A kite chick in Gloucestershire which broke its beak after growing too big inside its egg, undergoes reconstructive surgery. —> Read More
Tiny Anolis lizards preserved since the Miocene in amber are giving scientists a true appreciation of the meaning of community stability. Dating back some 15 to 20 million years, close comparison of these exquisitely preserved lizard fossils with their descendants alive today in the Caribbean has revealed, remarkably, little about them has changed. —> Read More
The 280-mile-wide (450 km) impact crater Odysseus on Tethys stands out brightly from the rest of the illuminated crescent as seen by the NASA/ESA Cassini spacecraft. Tethys, Saturn’s fifth largest moon, was discovered in 1684 by the Italian astronomer Giovanni Domenico Cassini. The moon is a cold and heavily scarred body, about 662 miles (1,066 [...] —> Read More
The wonderful thing about the ocean is that the tide never fails to turn.
The world is unpredictable—weather patterns shift, tectonic plates drift and collide, species live and die—but the tide will always come in and go out on time.
I love to sit on the rocky shore just before I go freediving, and feel the vibrations of the swell thundering in. I can sense the moment when the tide changes—the energy of the entire ocean leaning against a continent.
The swells build and explode on the rocks like bass drums. Clouds of spray swirl up in the wind. Frothing water streams through natural canals, pouring nutrient-rich sea into stagnant pools.
If my life was a story, it would begin with the tide.
Millions of years ago, semi-aquatic creatures made their way out the tide and onto the beach, evolving into four-legged mammals that eventually, over a very long time, became humans like you and me.
As early people developed in Africa, the tides brought food in the form of shellfish, supplying our growing brains with rich omega fatty acids. And when the world was in the grip of a major ice age around 150 000 years ago, and the interior of the continent was dry and uninhabitable, the sea at the southern tip of Africa quite possibly saved our species from starvation.
Scientists have uncovered archaeological evidence of early humanity’s close bond with the ocean in caves all along South Africa’s wind-battered coastline.
T. rex and other big dinosaurs had teeth that were specialized for tearing through flesh and bone — only one living animal has similar tooth structure. Can you guess which? —> Read More
Teachers with strong social-emotional skills tend to implement new social-emotional intervention programs more faithfully, according to a study conducted by a University of Pittsburgh education professor published in the Society for Prevention Research’s journal, Prevention Science. This study is part of a larger special issue on schools’ readiness to implement new interventions, edited by Pitt’s Shannon Wanless and her colleague Celene Domitrovich from the Collaborative for Academic, Social, and Emotional Learning. —> Read More
Rodolfo Mendoza-Denton, PhD, professor of psychology and Richard & Rhoda Goldman distinguished professor of social sciences at the University of California, Berkeley, recently co-edited a book called Are We Born Racist?: New Insights from Neuroscience and Positive Psychology.
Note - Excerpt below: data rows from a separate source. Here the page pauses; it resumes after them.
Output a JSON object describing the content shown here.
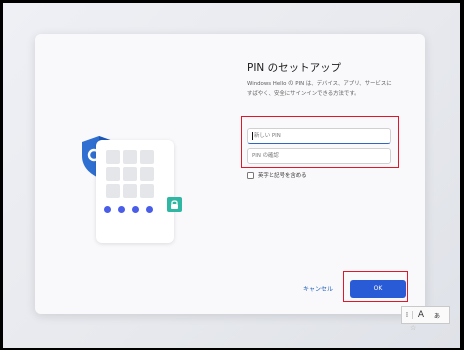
{
  "dialog": {
    "title": "PIN のセットアップ",
    "description": "Windows Hello の PIN は、デバイス、アプリ、サービスにすばやく、安全にサインインできる方法です。",
    "new_pin_placeholder": "新しい PIN",
    "confirm_pin_placeholder": "PIN の確認",
    "include_letters_label": "英字と記号を含める",
    "include_letters_checked": false,
    "cancel_label": "キャンセル",
    "ok_label": "OK"
  },
  "ime_bar": {
    "mode_indicator": "A",
    "extra_label": "あ",
    "settings_label": "☆"
  },
  "colors": {
    "accent": "#2a5bd7",
    "highlight_box": "#e0172a",
    "shield": "#2f6fd1",
    "lock": "#2fb7a3"
  }
}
He is a frequent contributor to Psychology Today. Mendoza-Denton has published groundbreaking research on bias, stereotypes, and prejudice. He is also faculty advisor for the Greater Good Science Center, which studies the psychology, sociology, and neuroscience of well-being, teaching skills that foster a thriving, resilient, and compassionate society. —> Read More
Tyrannosaurus rex had teeth like a STEAK KNIFE: Serrated bite of theropods could crush bone, analysis reveals
University of Toronto Mississauga paleontologist Kirstin Brink said fossil evidence showed that T. rex’s serrated teeth could crush bone and rip through the meat of its prey. —> Read More
University of York researchers say those whose mothers made ‘mind-related comments’ were more able to understand other people’s feelings by age five. —> Read More
Impossible foods is working on meat and cheese alternatives made entirely from plants, and hope to unveil its Impossible Burger, made entirely from plants later this year. —> Read More